Having an organized and stylish place to keep your weed that you can leave out in plain sight is an option any adult deserves.
Going to the tailor is one of those adult activities that in my drinking years always seemed vaguely impossible to me, like regularly attending a gym or caring for a child.
It almost seemed like a joke to me when people would buy something with an imperfect fit, casually stating an intention to take it to the tailor. COME ON YOU KNOW YOU'RE NEVER ACTUALLY GOING TO TAKE IT TO THE TAILOR, RIGHT?
Turns out it's pretty easy to take things to the tailor when you don't spend 85 percent of your time full of Jeager and Bud Light. (That's what they call classy drinkin'.) I still get a rush when I do it, like a little kid executing a trick on the monkey bars then looking around to see who's watching. Applause would be appropriate, I think.
Several times near xoJane HQ, I've passed this sweet-looking old man sewing in the window of the dry cleaners, so when both my vintage winter coats split in the same place under the arm (fat right pit?), I decided to try them out.

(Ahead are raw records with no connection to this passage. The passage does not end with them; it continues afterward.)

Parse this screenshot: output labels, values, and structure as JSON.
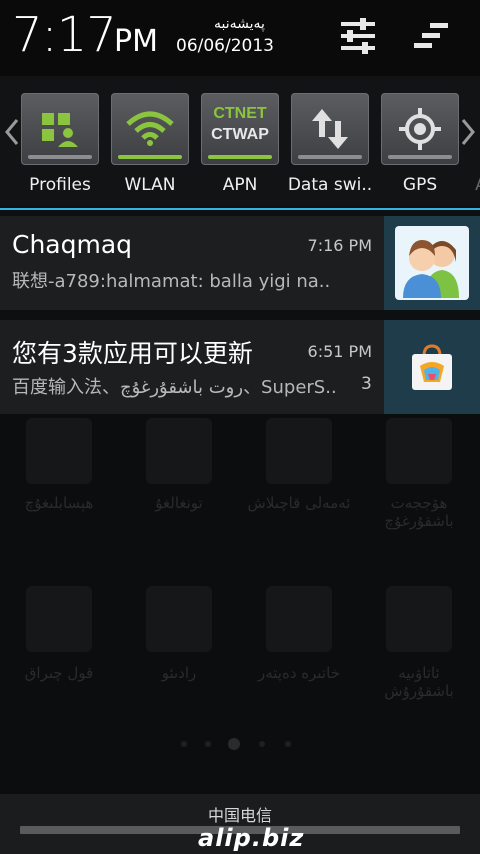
{
  "header": {
    "time": "7:17",
    "ampm": "PM",
    "day_name": "پەيشەنبە",
    "date": "06/06/2013"
  },
  "toggles": {
    "items": [
      {
        "label": "Profiles",
        "icon": "profiles-icon",
        "active": false
      },
      {
        "label": "WLAN",
        "icon": "wifi-icon",
        "active": true
      },
      {
        "label": "APN",
        "icon": "apn-icon",
        "active": true,
        "line1": "CTNET",
        "line2": "CTWAP"
      },
      {
        "label": "Data swi..",
        "icon": "data-switch-icon",
        "active": false
      },
      {
        "label": "GPS",
        "icon": "gps-icon",
        "active": false
      }
    ],
    "partial_label": "A"
  },
  "notifications": [
    {
      "title": "Chaqmaq",
      "time": "7:16 PM",
      "text": "联想-a789:halmamat: balla  yigi na..",
      "icon": "contacts-avatar-icon"
    },
    {
      "title": "您有3款应用可以更新",
      "time": "6:51 PM",
      "text": "百度输入法、روت باشقۇرغۇچ、SuperS..",
      "count": "3",
      "icon": "app-store-bag-icon"
    }
  ],
  "background_home": {
    "labels_row1": [
      "ھېسابلىغۇچ",
      "تونغالغۇ",
      "ئەمەلى قاچىلاش",
      "ھۆججەت باشقۇرغۇچ"
    ],
    "labels_row2": [
      "قول چىراق",
      "رادىئو",
      "خاتىرە دەپتەر",
      "ئاتاۋىيە باشقۇرۇش"
    ]
  },
  "footer": {
    "carrier": "中国电信",
    "watermark": "alip.biz"
  },
  "colors": {
    "accent": "#33b5e5",
    "toggle_on": "#8bc53f",
    "notif_bg": "#1d1e20",
    "icon_box_bg": "#1e3c49"
  }
}
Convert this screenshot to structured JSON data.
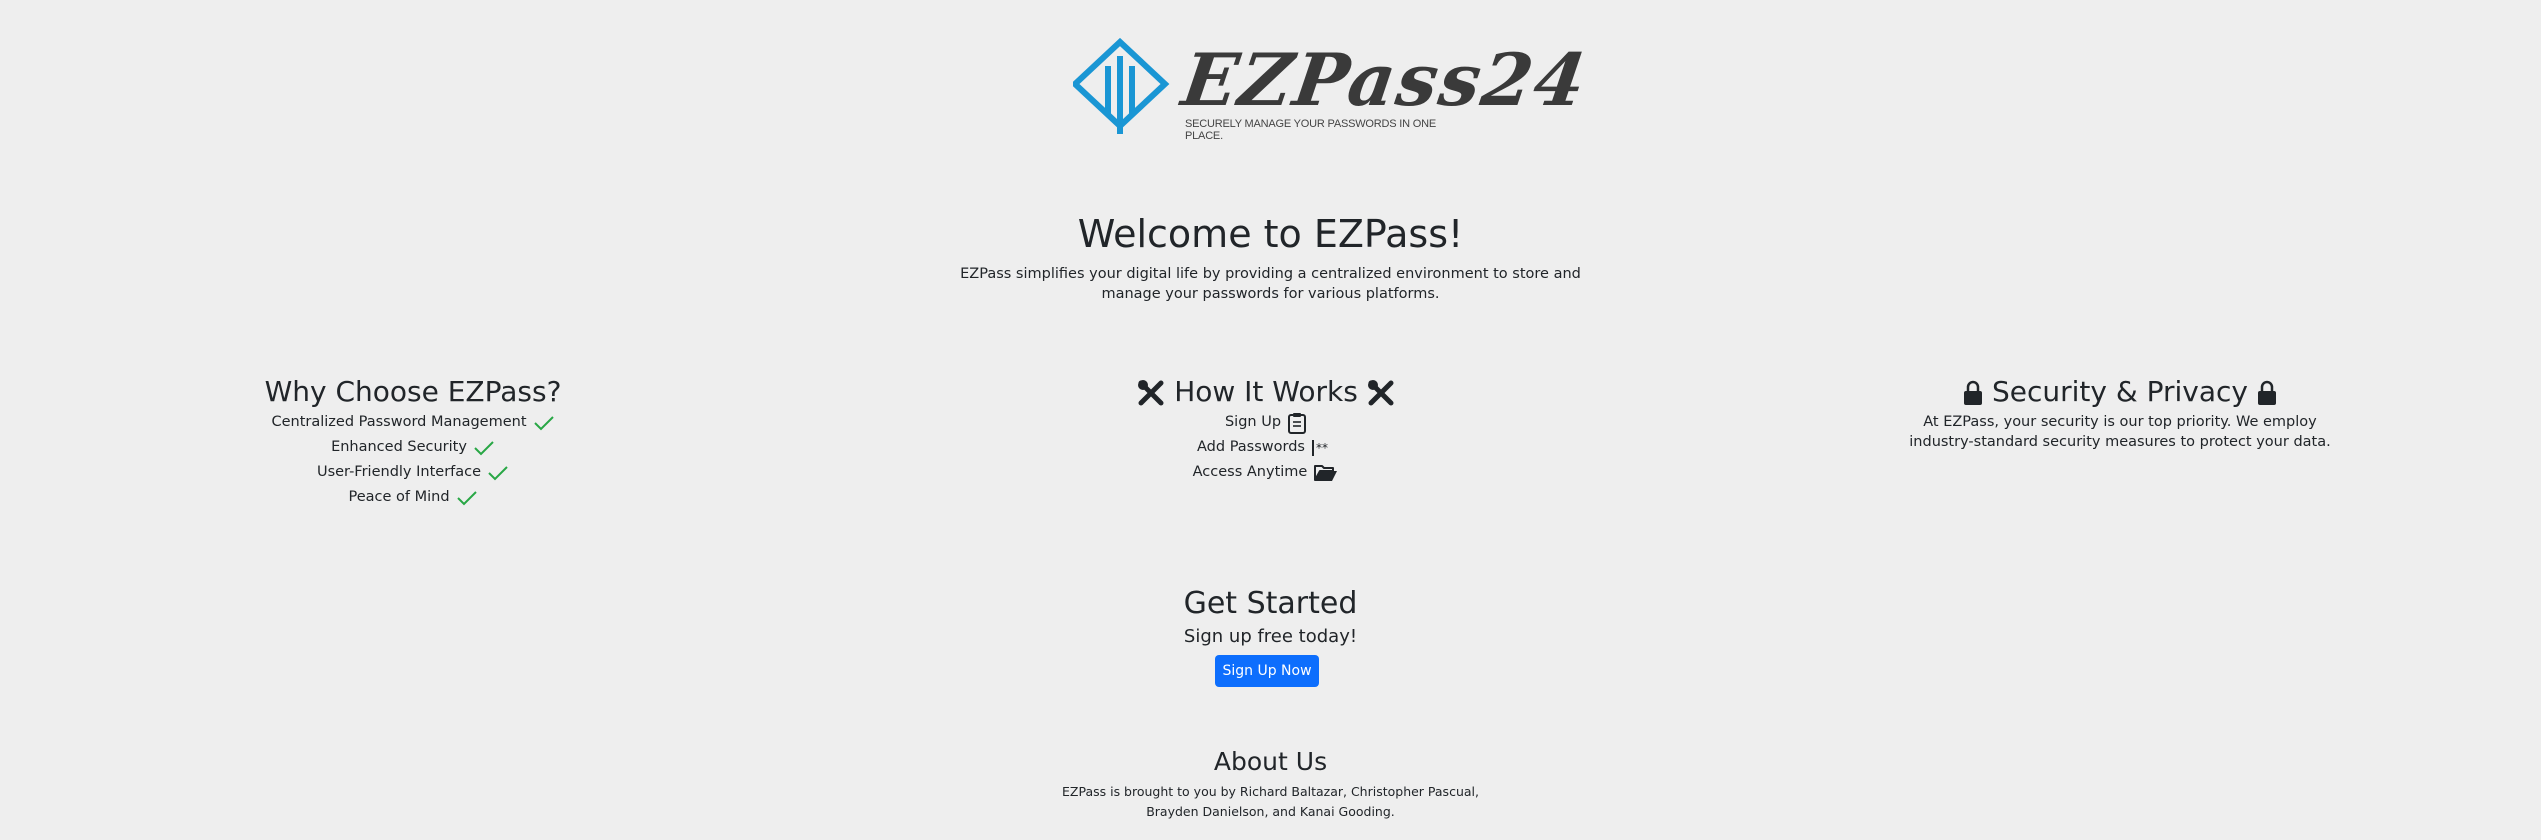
{
  "logo": {
    "wordmark": "EZPass24",
    "tagline": "SECURELY MANAGE YOUR PASSWORDS IN ONE PLACE.",
    "accent_color": "#1a96d4"
  },
  "hero": {
    "title": "Welcome to EZPass!",
    "intro_line1": "EZPass simplifies your digital life by providing a centralized environment to store and",
    "intro_line2": "manage your passwords for various platforms."
  },
  "why": {
    "title": "Why Choose EZPass?",
    "items": [
      {
        "label": "Centralized Password Management",
        "icon": "check-icon"
      },
      {
        "label": "Enhanced Security",
        "icon": "check-icon"
      },
      {
        "label": "User-Friendly Interface",
        "icon": "check-icon"
      },
      {
        "label": "Peace of Mind",
        "icon": "check-icon"
      }
    ],
    "check_color": "#28a745"
  },
  "how": {
    "title": "How It Works",
    "title_icon": "tools-icon",
    "items": [
      {
        "label": "Sign Up",
        "icon": "clipboard-icon"
      },
      {
        "label": "Add Passwords",
        "icon": "password-icon"
      },
      {
        "label": "Access Anytime",
        "icon": "folder-open-icon"
      }
    ]
  },
  "security": {
    "title": "Security & Privacy",
    "title_icon": "lock-icon",
    "text_line1": "At EZPass, your security is our top priority. We employ",
    "text_line2": "industry-standard security measures to protect your data."
  },
  "get_started": {
    "title": "Get Started",
    "subtitle": "Sign up free today!",
    "button_label": "Sign Up Now",
    "button_color": "#0d6efd"
  },
  "about": {
    "title": "About Us",
    "text_line1": "EZPass is brought to you by Richard Baltazar, Christopher Pascual,",
    "text_line2": "Brayden Danielson, and Kanai Gooding."
  }
}
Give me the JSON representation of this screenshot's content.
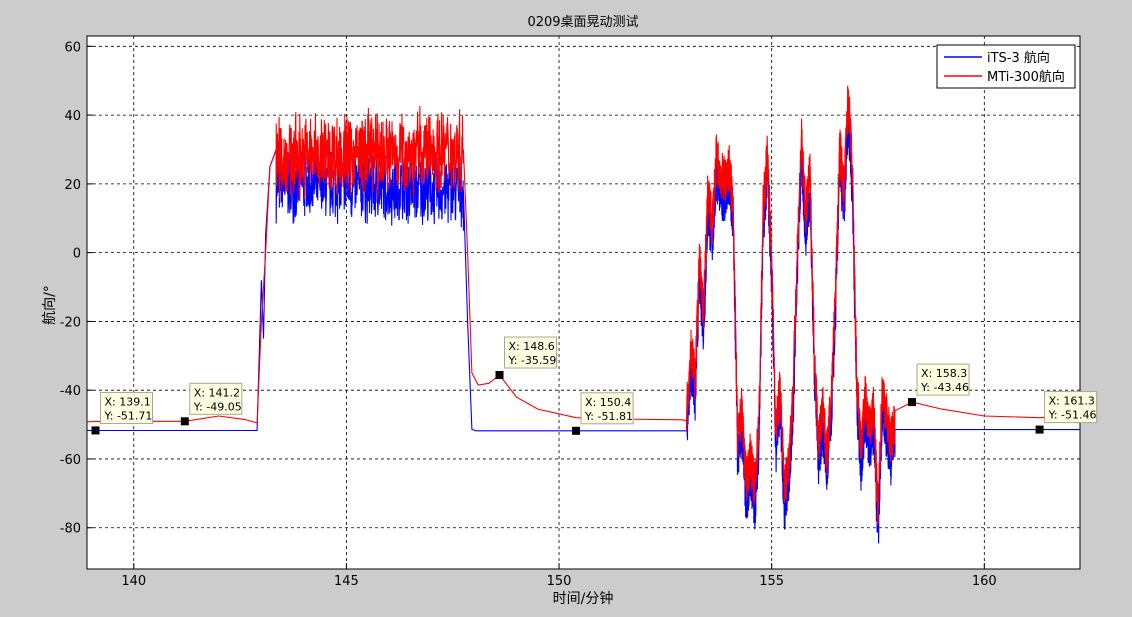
{
  "chart_data": {
    "type": "line",
    "title": "0209桌面晃动测试",
    "xlabel": "时间/分钟",
    "ylabel": "航向/°",
    "xlim": [
      138.9,
      162.25
    ],
    "ylim": [
      -92,
      63
    ],
    "xticks": [
      140,
      145,
      150,
      155,
      160
    ],
    "yticks": [
      -80,
      -60,
      -40,
      -20,
      0,
      20,
      40,
      60
    ],
    "grid": true,
    "legend_position": "top-right",
    "series": [
      {
        "name": "iTS-3 航向",
        "color": "#0000ff",
        "segments": [
          {
            "type": "flat",
            "x": [
              138.9,
              142.9
            ],
            "y": -51.71
          },
          {
            "type": "line",
            "points": [
              [
                142.9,
                -51.5
              ],
              [
                142.95,
                -30
              ],
              [
                143.0,
                -8
              ],
              [
                143.05,
                -25
              ],
              [
                143.1,
                5
              ],
              [
                143.2,
                25
              ],
              [
                143.35,
                30
              ]
            ]
          },
          {
            "type": "noise",
            "x": [
              143.35,
              147.75
            ],
            "base": 20,
            "amp": 12,
            "base_end": 18
          },
          {
            "type": "line",
            "points": [
              [
                147.75,
                18
              ],
              [
                147.85,
                -20
              ],
              [
                147.95,
                -51.4
              ],
              [
                148.05,
                -51.81
              ]
            ]
          },
          {
            "type": "flat",
            "x": [
              148.05,
              153.0
            ],
            "y": -51.81
          }
        ]
      },
      {
        "name": "MTi-300航向",
        "color": "#ff0000",
        "segments": [
          {
            "type": "points",
            "points": [
              [
                138.9,
                -49.2
              ],
              [
                139.1,
                -49.1
              ],
              [
                140.0,
                -49.05
              ],
              [
                141.2,
                -49.05
              ],
              [
                142.0,
                -47.5
              ],
              [
                142.6,
                -48.5
              ],
              [
                142.9,
                -49.5
              ]
            ]
          },
          {
            "type": "line",
            "points": [
              [
                142.9,
                -49.5
              ],
              [
                143.0,
                -20
              ],
              [
                143.1,
                0
              ],
              [
                143.2,
                25
              ],
              [
                143.35,
                30
              ]
            ]
          },
          {
            "type": "noise",
            "x": [
              143.35,
              147.75
            ],
            "base": 28,
            "amp": 14,
            "base_end": 30
          },
          {
            "type": "points",
            "points": [
              [
                147.75,
                30
              ],
              [
                147.85,
                0
              ],
              [
                147.95,
                -35
              ],
              [
                148.1,
                -38.5
              ],
              [
                148.35,
                -38
              ],
              [
                148.6,
                -35.59
              ],
              [
                149.0,
                -42
              ],
              [
                149.5,
                -45.5
              ],
              [
                150.4,
                -48
              ],
              [
                151.5,
                -48.4
              ],
              [
                152.9,
                -48.6
              ]
            ]
          }
        ]
      }
    ],
    "data_tips": [
      {
        "x": 139.1,
        "y": -51.71,
        "label_x": "X: 139.1",
        "label_y": "Y: -51.71"
      },
      {
        "x": 141.2,
        "y": -49.05,
        "label_x": "X: 141.2",
        "label_y": "Y: -49.05"
      },
      {
        "x": 148.6,
        "y": -35.59,
        "label_x": "X: 148.6",
        "label_y": "Y: -35.59"
      },
      {
        "x": 150.4,
        "y": -51.81,
        "label_x": "X: 150.4",
        "label_y": "Y: -51.81"
      },
      {
        "x": 158.3,
        "y": -43.46,
        "label_x": "X: 158.3",
        "label_y": "Y: -43.46"
      },
      {
        "x": 161.3,
        "y": -51.46,
        "label_x": "X: 161.3",
        "label_y": "Y: -51.46"
      }
    ],
    "shake_envelope": {
      "x": [
        153.0,
        157.9
      ],
      "points": [
        [
          153.0,
          -49
        ],
        [
          153.1,
          -30
        ],
        [
          153.2,
          -40
        ],
        [
          153.3,
          -5
        ],
        [
          153.4,
          -20
        ],
        [
          153.5,
          15
        ],
        [
          153.6,
          5
        ],
        [
          153.7,
          25
        ],
        [
          153.8,
          20
        ],
        [
          153.9,
          18
        ],
        [
          154.0,
          22
        ],
        [
          154.1,
          10
        ],
        [
          154.2,
          -58
        ],
        [
          154.3,
          -48
        ],
        [
          154.4,
          -70
        ],
        [
          154.5,
          -62
        ],
        [
          154.6,
          -72
        ],
        [
          154.7,
          -52
        ],
        [
          154.8,
          10
        ],
        [
          154.9,
          26
        ],
        [
          155.0,
          -5
        ],
        [
          155.1,
          -55
        ],
        [
          155.2,
          -42
        ],
        [
          155.3,
          -72
        ],
        [
          155.4,
          -63
        ],
        [
          155.5,
          -45
        ],
        [
          155.6,
          -3
        ],
        [
          155.7,
          30
        ],
        [
          155.8,
          8
        ],
        [
          155.9,
          20
        ],
        [
          156.0,
          -30
        ],
        [
          156.1,
          -58
        ],
        [
          156.2,
          -48
        ],
        [
          156.3,
          -62
        ],
        [
          156.4,
          -45
        ],
        [
          156.5,
          -15
        ],
        [
          156.6,
          28
        ],
        [
          156.7,
          15
        ],
        [
          156.8,
          43
        ],
        [
          156.9,
          20
        ],
        [
          157.0,
          -40
        ],
        [
          157.1,
          -60
        ],
        [
          157.2,
          -45
        ],
        [
          157.3,
          -55
        ],
        [
          157.4,
          -48
        ],
        [
          157.5,
          -80
        ],
        [
          157.6,
          -42
        ],
        [
          157.7,
          -50
        ],
        [
          157.8,
          -58
        ],
        [
          157.9,
          -51.5
        ]
      ]
    },
    "tail": {
      "blue": {
        "x": [
          157.9,
          162.25
        ],
        "y": -51.46
      },
      "red": [
        [
          157.9,
          -46
        ],
        [
          158.3,
          -43.46
        ],
        [
          159.0,
          -45.5
        ],
        [
          160.0,
          -47.5
        ],
        [
          161.3,
          -48
        ],
        [
          162.25,
          -47.4
        ]
      ]
    }
  }
}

You guys, that old man was not sweet at all.
He spent about 10 minutes inspecting my coats for flaws while berating me for their condition. "So much to do, so much to do," he muttered disgustedly, like I wasn't about to pay him to do it all.
With each new lining rip or missing button, he seemed to grow more disdainful, culminating in the moment I dared to say I didn't want to pay to get the coats pressed.
"You like them wrinkled?" he sneered, forcing me to state that yes, I did indeed prefer them wrinkled. I love my coats wrinkled, yes indeed.
The thing is, the coats are vintage. That means old! They had rips and tears because they're old, not because I am a coat-ruining a-hole. And besides, that's why I was bringing them in, right? So he could fix them?
Oh yeah, and he told me I dress like his grandma. Not in a nice way.WHY ARE YOU SO MEAN, OLD MAN?
Anyway, it all culminated in a 100-dollar price tag for about a dozen little lining fixes and seam rips, which seemed pretty steep to me, but I pretty much would have paid this guy 100 dollars to leave me alone at this point.
Can someone experienced in tailoring please tell me if I got gouged by the mean old man? And if you've ever been clothing-condition-shamed by a tailor? Or how you take care of your vintage clothing? Or if I'll ever feel like a real adult?